Abstract:
An effective field theory is derived that describes the quantum critical behavior of itinerant ferromagnets in the presence of quenched disorder. In contrast to previous approaches, all soft modes are kept explicitly. The resulting effective theory is local and allows for an explicit perturbative treatment. It is shown that previous suggestions for the critical fixed point and the critical behavior are recovered under certain assumptions. The validity of these assumptions is discussed in the light of the existence of two different time scales. It is shown that, in contrast to previous suggestions, the correct fixed point action is not Gaussian, and that the previously proposed critical behavior was correct only up to logarithmic corrections. The connection with other theories of disordered interacting electrons, and in particular with the resolution of the runaway flow problem encountered in these theories, is also discussed.

Abstract:

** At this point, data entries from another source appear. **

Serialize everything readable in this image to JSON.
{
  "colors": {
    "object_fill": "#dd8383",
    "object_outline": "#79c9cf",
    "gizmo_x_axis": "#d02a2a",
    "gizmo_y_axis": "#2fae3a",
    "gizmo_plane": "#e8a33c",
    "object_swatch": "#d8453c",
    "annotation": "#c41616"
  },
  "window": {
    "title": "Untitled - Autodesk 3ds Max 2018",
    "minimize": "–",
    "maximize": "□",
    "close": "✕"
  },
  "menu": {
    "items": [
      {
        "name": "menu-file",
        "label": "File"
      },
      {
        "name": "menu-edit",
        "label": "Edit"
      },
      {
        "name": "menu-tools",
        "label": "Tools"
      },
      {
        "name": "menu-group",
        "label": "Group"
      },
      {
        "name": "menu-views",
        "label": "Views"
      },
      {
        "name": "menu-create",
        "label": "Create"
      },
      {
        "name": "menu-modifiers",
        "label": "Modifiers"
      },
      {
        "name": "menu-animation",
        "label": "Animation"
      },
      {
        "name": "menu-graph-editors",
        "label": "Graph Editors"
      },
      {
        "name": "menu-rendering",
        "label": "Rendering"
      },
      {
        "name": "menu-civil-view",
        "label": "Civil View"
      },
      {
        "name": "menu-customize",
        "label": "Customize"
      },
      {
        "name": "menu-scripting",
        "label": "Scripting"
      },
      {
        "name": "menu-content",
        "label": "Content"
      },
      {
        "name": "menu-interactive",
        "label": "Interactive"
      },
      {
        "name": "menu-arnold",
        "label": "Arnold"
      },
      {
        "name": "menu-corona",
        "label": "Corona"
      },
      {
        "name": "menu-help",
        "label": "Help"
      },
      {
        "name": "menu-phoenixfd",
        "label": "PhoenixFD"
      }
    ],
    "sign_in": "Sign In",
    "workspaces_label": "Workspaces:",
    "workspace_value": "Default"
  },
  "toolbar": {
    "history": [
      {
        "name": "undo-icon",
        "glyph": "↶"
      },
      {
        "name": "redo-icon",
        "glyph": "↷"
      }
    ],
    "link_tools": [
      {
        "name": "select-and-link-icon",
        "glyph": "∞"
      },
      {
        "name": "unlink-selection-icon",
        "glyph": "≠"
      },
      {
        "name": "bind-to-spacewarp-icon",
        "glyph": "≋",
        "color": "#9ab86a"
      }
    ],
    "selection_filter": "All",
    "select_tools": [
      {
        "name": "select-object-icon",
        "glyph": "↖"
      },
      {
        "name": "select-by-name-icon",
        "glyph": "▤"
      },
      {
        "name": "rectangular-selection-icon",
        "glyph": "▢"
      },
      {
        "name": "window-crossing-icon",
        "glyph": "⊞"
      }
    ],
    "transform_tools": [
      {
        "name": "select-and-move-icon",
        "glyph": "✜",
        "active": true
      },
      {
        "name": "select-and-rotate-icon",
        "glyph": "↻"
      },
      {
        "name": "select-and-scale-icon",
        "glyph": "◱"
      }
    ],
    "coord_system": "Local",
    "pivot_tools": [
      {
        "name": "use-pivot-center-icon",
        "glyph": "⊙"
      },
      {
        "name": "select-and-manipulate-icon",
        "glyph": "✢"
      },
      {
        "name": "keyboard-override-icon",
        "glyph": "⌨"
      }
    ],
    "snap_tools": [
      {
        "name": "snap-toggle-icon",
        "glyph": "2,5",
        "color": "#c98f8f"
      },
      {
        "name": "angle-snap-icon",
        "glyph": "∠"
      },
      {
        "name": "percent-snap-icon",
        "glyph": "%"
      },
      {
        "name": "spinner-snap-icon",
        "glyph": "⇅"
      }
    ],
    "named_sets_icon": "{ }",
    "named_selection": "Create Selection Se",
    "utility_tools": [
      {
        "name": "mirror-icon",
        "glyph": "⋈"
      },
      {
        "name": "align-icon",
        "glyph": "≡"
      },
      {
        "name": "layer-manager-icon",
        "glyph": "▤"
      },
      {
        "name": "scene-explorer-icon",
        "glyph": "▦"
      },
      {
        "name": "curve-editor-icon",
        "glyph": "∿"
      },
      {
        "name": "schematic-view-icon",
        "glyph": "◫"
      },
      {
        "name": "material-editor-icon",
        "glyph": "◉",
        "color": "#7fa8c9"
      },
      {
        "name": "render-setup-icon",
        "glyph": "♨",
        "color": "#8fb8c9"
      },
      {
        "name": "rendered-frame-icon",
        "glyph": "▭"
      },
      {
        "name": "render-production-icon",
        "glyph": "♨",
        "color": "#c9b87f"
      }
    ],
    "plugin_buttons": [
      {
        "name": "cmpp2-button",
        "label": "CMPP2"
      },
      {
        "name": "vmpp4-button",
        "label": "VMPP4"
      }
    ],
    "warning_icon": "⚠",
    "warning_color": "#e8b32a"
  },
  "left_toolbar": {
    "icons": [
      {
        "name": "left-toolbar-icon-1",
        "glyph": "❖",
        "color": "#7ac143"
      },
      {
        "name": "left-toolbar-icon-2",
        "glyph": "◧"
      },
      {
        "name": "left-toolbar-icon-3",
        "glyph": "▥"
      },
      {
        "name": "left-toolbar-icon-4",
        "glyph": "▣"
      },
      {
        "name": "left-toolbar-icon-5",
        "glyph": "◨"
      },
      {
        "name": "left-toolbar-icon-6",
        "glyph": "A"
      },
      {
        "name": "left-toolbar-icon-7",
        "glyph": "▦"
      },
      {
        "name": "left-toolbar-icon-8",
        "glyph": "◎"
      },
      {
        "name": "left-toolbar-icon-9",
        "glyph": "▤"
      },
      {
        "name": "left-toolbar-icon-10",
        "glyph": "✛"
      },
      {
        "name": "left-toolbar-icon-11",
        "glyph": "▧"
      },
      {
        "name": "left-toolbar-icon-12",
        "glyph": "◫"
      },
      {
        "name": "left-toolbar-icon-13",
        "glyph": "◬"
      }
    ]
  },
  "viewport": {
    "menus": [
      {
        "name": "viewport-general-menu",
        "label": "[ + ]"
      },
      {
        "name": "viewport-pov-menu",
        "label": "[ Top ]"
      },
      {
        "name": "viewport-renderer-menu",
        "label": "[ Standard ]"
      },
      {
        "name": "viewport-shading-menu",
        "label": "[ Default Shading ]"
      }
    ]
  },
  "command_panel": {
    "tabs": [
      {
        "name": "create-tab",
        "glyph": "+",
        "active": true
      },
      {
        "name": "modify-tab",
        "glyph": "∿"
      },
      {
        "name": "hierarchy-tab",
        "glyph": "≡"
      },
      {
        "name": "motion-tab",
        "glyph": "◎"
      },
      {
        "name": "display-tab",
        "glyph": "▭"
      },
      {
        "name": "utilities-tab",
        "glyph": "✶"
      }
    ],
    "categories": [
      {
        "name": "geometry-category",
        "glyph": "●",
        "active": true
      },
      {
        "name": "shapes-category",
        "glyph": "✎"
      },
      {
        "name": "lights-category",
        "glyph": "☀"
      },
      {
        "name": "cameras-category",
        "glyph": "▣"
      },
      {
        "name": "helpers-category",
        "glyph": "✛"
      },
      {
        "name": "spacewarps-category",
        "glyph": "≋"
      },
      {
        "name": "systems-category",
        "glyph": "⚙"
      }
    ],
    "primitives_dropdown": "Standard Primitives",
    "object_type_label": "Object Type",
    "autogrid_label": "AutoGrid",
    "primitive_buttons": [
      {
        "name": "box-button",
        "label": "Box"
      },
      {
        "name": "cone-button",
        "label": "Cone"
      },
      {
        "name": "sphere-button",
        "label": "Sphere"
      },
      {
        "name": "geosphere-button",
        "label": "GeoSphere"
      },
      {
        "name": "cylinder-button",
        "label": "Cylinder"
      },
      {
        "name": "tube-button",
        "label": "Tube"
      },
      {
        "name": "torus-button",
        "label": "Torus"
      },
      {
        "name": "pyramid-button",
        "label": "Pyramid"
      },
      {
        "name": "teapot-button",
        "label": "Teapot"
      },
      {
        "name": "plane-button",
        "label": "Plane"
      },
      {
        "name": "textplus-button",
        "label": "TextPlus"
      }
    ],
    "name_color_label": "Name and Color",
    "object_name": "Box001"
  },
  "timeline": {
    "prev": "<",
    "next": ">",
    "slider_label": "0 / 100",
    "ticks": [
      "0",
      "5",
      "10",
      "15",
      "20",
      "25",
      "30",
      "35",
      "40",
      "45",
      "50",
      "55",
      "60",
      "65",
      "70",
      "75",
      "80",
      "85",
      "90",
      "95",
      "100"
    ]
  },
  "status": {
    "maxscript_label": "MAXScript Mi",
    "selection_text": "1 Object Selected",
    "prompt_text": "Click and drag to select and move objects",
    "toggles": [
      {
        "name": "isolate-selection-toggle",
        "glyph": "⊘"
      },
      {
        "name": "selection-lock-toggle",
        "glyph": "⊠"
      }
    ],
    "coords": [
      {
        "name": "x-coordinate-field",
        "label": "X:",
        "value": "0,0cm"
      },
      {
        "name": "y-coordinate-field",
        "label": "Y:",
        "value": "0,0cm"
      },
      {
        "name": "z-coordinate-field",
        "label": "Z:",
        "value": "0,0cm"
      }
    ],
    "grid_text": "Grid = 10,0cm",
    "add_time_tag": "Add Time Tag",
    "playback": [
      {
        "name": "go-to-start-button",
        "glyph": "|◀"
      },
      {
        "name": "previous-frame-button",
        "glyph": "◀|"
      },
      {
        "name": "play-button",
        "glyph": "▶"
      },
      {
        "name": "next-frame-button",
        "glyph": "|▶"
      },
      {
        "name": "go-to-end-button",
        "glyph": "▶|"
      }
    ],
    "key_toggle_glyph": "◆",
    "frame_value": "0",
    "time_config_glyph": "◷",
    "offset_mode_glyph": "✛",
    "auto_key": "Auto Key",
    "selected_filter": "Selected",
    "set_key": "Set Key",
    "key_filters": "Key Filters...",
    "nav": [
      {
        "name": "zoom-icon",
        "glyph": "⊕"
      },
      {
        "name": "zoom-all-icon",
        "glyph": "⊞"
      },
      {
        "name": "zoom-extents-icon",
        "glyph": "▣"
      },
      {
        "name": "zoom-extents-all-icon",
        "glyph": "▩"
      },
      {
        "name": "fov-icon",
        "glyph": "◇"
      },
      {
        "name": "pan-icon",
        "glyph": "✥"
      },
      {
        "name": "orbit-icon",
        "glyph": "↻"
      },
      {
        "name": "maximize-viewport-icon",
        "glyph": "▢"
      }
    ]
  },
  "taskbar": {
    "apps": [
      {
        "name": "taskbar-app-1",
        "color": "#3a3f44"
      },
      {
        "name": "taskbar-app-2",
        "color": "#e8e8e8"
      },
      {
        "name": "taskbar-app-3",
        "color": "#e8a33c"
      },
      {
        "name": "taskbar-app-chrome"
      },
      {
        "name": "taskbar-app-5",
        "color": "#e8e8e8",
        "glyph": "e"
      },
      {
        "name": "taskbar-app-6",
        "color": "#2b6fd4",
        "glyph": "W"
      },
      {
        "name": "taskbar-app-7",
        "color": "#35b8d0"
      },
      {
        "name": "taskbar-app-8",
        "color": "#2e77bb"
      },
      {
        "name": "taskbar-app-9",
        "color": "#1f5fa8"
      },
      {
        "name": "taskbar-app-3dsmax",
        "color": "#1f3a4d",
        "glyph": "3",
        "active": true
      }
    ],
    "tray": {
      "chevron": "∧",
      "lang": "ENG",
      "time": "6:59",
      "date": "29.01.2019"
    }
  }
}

We study one-dimensional itinerant ferromagnets with Heisenberg symmetry near a ferromagnetic quantum critical point. It is shown that the Berry phase term arises in the effective action of itinerant ferromagnets when the full SU(2) symmetry is present. We explicitly demonstrate that dynamical critical exponent of the theory with the Berry term is $z=2 +{\rm O}(\epsilon^2)$ in the sense of $\epsilon$ expansion, as previously discovered in the Ising limit. It appears, however, that the universality class at the interacting fixed point is not the same. We point out that even though the critical theory in the Ising limit can be obtained by the standard Hertz-Millis approach, the Heisenberg limit is expected to be different. We also calculate the exact electron Green functions $G(x,t=0)$ and $G(x=0,t)$ near the transition in a range of temperature, which can be used for experimental signatures of the associated critical points.